A scholar's son was convicted Thursday of using online aliases to harass and discredit his father's detractors in a heated academic debate over the origins of the Dead Sea Scrolls.
A Manhattan jury found Raphael Golb guilty of 30 counts against him, including identity theft, forgery and harassment. He was acquitted of one count of criminal impersonation.
Golb didn't react as he heard the verdict in the unusual criminal trial over claims of Internet impersonation – even more unusual because of its arcane subject. He said outside court he wasn't surprised by the verdict, because he felt the judge's instructions to the jury were biased. He planned to appeal. As he sat on a bench, he said: "I'm stoic."
"I'm looking forward to the appeal," he said. "But not with joy, just because that is what happens next."
Prosecutors said Golb, 50, used fake e-mail accounts and wrote blog posts under assumed names to take his father's side in an obscure but sharp-elbowed scholarly dispute over the scrolls' origins. Golb acknowledged on the stand that he crafted the e-mails and blog posts, but said the writings amounted to academic whistle-blowing and blogosphere banter – not crime. He said he was using irony, satire and parody to expose a plagiarist.
Defense Attorney Ron Kuby said the case was a clear violation of the First Amendment.
"Today what happened was the District Attorney of New York County and the trial court made hurting somebody's feelings a criminal act," he said. "And in New York, hurting people's feelings or being annoying is not a crime, we call that Monday."
The jury deliberated about five hours. Golb was acquitted of impersonating one scholar, but convicted of identity theft, harassment and criminal impersonation of Dr. Lawrence Schiffman, a longtime rival of his father's whom he said plagiarized research and was never punished. Schiffman took the case to authorities.
Golb's father and Schiffman, who is chairman of New York University's Skirball Department of Hebrew and Judaic Studies have long disagreed on the origins of the texts. Schiffman says they were assembled by a sect known as the Essenes. Norman Golb, a University of Chicago professor, believes the writings to be the work of a range of Jewish groups and communities.
Scholars are split on the debate; there are supporters of both arguments.
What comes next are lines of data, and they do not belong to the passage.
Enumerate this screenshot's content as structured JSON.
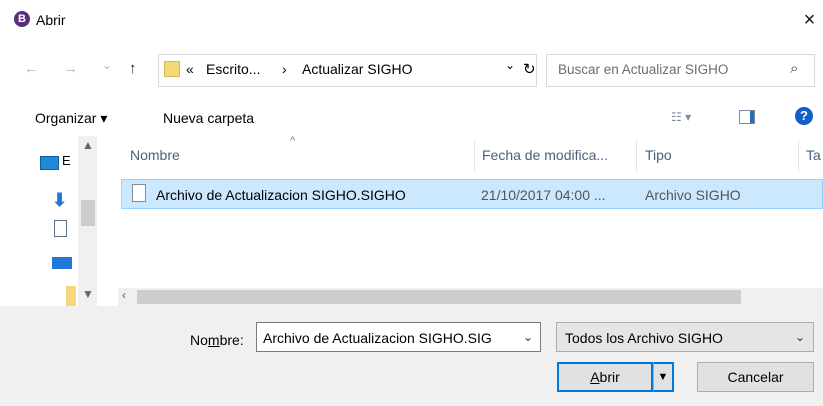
{
  "window": {
    "title": "Abrir",
    "app_icon_letter": "B",
    "close_glyph": "×"
  },
  "nav": {
    "back_glyph": "←",
    "forward_glyph": "→",
    "recent_glyph": "⌄",
    "up_glyph": "↑",
    "breadcrumb": {
      "prefix": "«",
      "items": [
        "Escrito...",
        "Actualizar SIGHO"
      ],
      "separator": "›"
    },
    "dropdown_glyph": "⌄",
    "refresh_glyph": "↻"
  },
  "search": {
    "placeholder": "Buscar en Actualizar SIGHO",
    "icon": "search-icon"
  },
  "toolbar": {
    "organize_label": "Organizar ▾",
    "new_folder_label": "Nueva carpeta",
    "view_glyph": "☷ ▾",
    "help_glyph": "?"
  },
  "nav_pane": {
    "first_item_letter": "E"
  },
  "file_list": {
    "columns": [
      "Nombre",
      "Fecha de modifica...",
      "Tipo",
      "Ta"
    ],
    "sort_glyph": "^",
    "rows": [
      {
        "name": "Archivo de Actualizacion SIGHO.SIGHO",
        "modified": "21/10/2017 04:00 ...",
        "type": "Archivo SIGHO",
        "selected": true
      }
    ]
  },
  "bottom": {
    "name_label_pre": "No",
    "name_label_u": "m",
    "name_label_post": "bre:",
    "filename_value": "Archivo de Actualizacion SIGHO.SIG",
    "filetype_value": "Todos los Archivo SIGHO",
    "open_label_u": "A",
    "open_label_rest": "brir",
    "split_glyph": "▼",
    "cancel_label": "Cancelar"
  },
  "colors": {
    "selection": "#cce8ff",
    "selection_border": "#99d1ff",
    "accent": "#0078d7",
    "footer_bg": "#f0f0f0"
  }
}
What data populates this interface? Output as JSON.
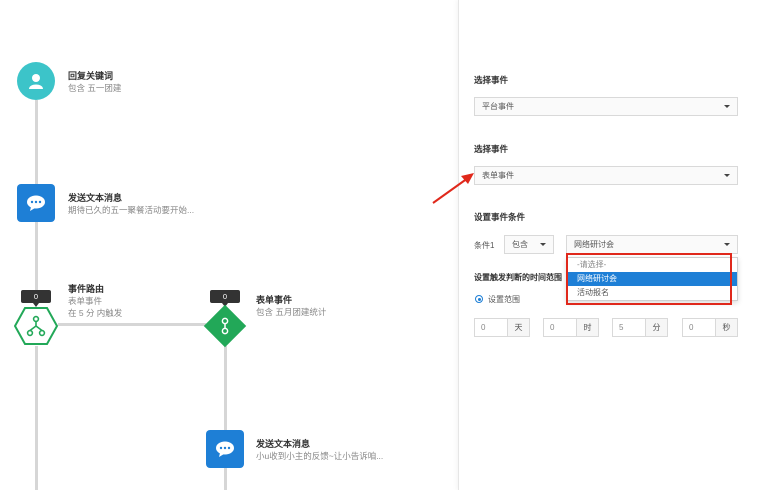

Raphael Golb, a linguistics scholar and lawyer with degrees from Oberlin College, Harvard University and NYU, said he was angry the plagiarism accusations were never brought to light and that his father's theory was being smeared online.
Golb created an account under Schiffman's name and sent messages from it to Schiffman's students and colleagues. They pointed to blog posts about the plagiarism allegation and asked the recipients to help keep it quiet. "This is my career at stake," some of the e-mails said.
The blog posts, too, were Raphael Golb's work under other names, prosecutors said. They said he also opened up e-mail accounts in the names of other scholars of the Dead Sea Scrolls.
Schiffman denies copying Norman Golb's work and says he's never had a personal problem with the Chicago historian.
He said in a statement Thursday that he was appreciative of the work on the case.
"Let us hope that the field of Dead Sea Scrolls research can get back to its real business – interpreting the ancient scrolls and explaining their significance for the history of Judaism and the background of early Christianity," he said.
Jurors left without speaking to reporters. During the three-week trial, they were given a history lesson on the more than 2,000-year-old documents, found in caves in Israel in the 1940s by a Bedouin shepherd searching for a lost goat. The texts contain the earliest known versions of portions of the Hebrew Bible and have provided important insight into the history of Judaism and the beginnings of Christianity.
Access to the scrolls was tightly controlled by a group known as the monopoly. Jewish scholars – including Norman Golb – were not allowed to evaluate them. The controlled access to the scrolls continues, Golb argued during his testimony. He said his father was excluded from participating in workshops and museum exhibits on the texts while other more popular scholars were invited.
District Attorney Cyrus R. Vance said stealing money isn't the only type of identity fraud.
"Using fictitious identities to impersonate victims is not what open academic debate seeks to foster," he said.
Golb faces at least four years in prison on the top charge when he is sentenced Nov. 18. He is free until then.
While Internet impersonation claims have generated lawsuits, prosecutions are rare unless phony identities are used to steal money, experts say.
In one high-profile prosecution, Missouri mother Lori Drew was accused of helping her daughter and a friend pose as a teen boy on MySpace to send hurtful messages to a 13-year-old neighbor girl. The girl committed suicide.
A federal jury in California, where MySpace has its servers, convicted Drew of misdemeanor counts of accessing computers without authorization. A judge overturned the verdict and acquitted her.
Associated Press Writer Jennifer Peltz contributed to this report.